## Exercise description:
Leave every picture out, then reproduce the rest of the listing exactly.
Study material Start Marker
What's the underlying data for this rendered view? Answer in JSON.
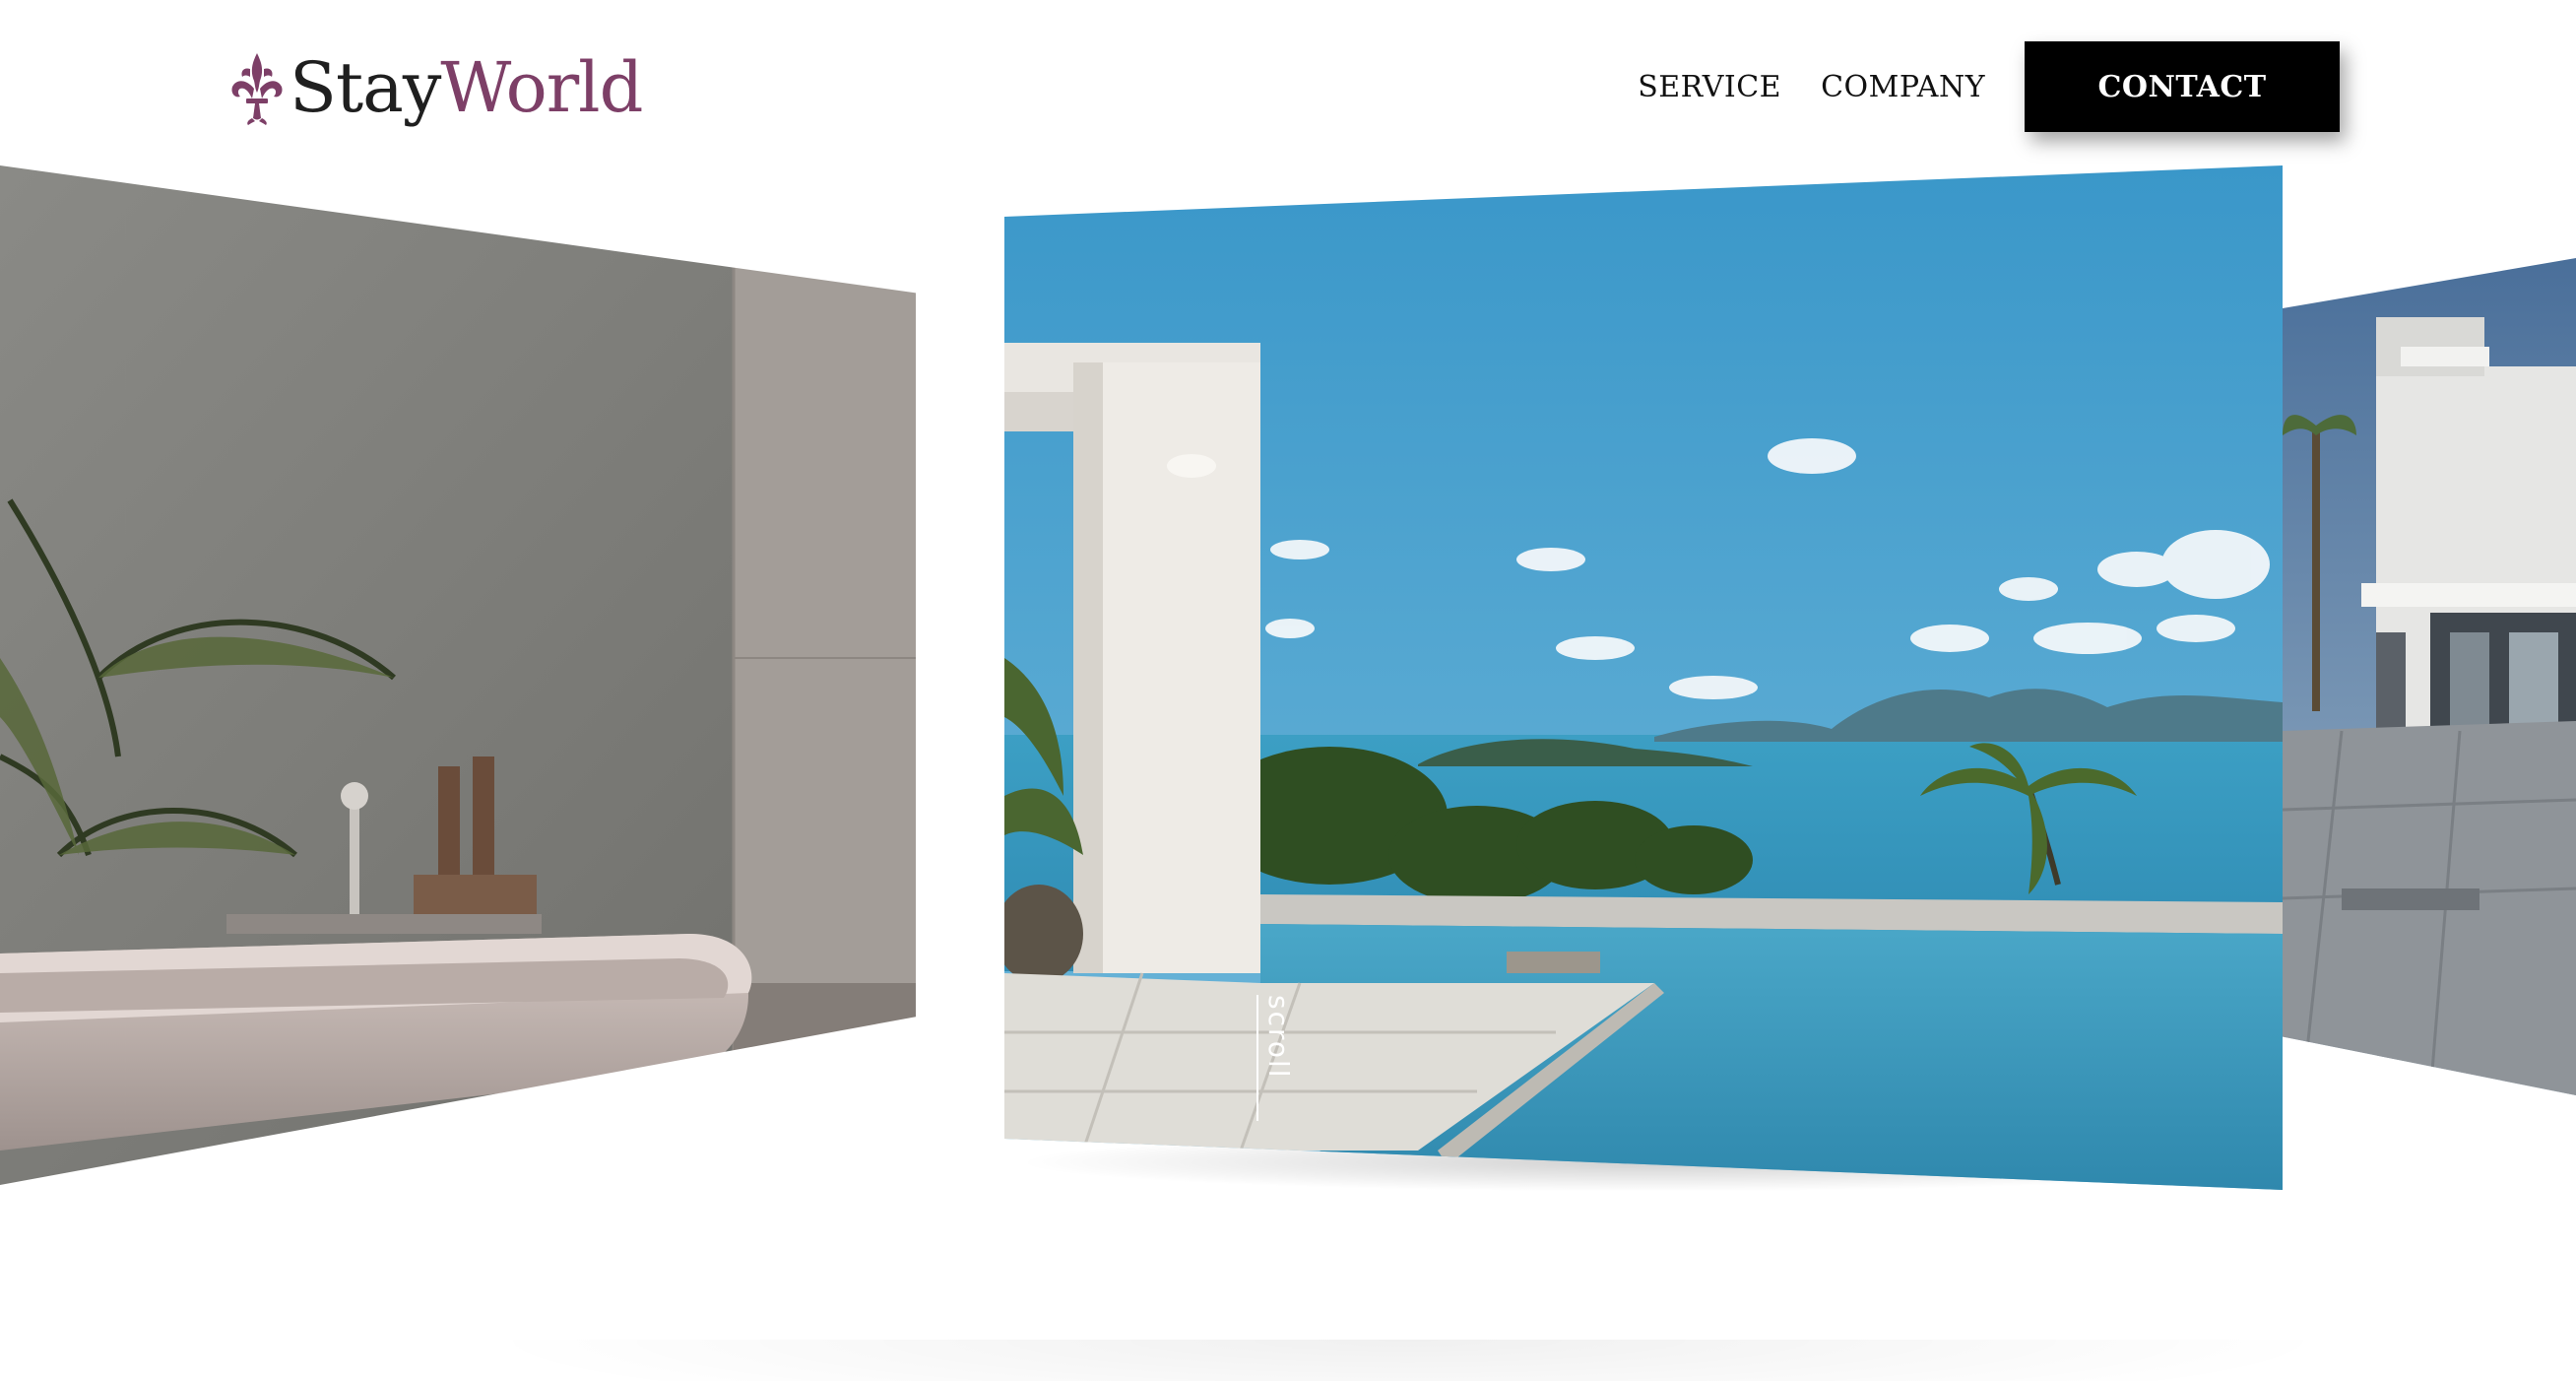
{
  "brand": {
    "part1": "Stay",
    "part2": "World",
    "color_dark": "#1f1f1f",
    "color_accent": "#7d3f67",
    "logo_icon": "fleur-de-lis-icon"
  },
  "nav": {
    "service": "SERVICE",
    "company": "COMPANY",
    "contact": "CONTACT"
  },
  "slider": {
    "scroll_label": "scroll",
    "slides": [
      {
        "name": "outdoor-bathtub-photo"
      },
      {
        "name": "infinity-pool-sea-view-photo"
      },
      {
        "name": "modern-villa-terrace-photo"
      }
    ]
  }
}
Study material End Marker
## Reply:
What's the underlying data for this rendered view? Answer in JSON.
{
  "brand": {
    "part1": "Stay",
    "part2": "World",
    "color_dark": "#1f1f1f",
    "color_accent": "#7d3f67",
    "logo_icon": "fleur-de-lis-icon"
  },
  "nav": {
    "service": "SERVICE",
    "company": "COMPANY",
    "contact": "CONTACT"
  },
  "slider": {
    "scroll_label": "scroll",
    "slides": [
      {
        "name": "outdoor-bathtub-photo"
      },
      {
        "name": "infinity-pool-sea-view-photo"
      },
      {
        "name": "modern-villa-terrace-photo"
      }
    ]
  }
}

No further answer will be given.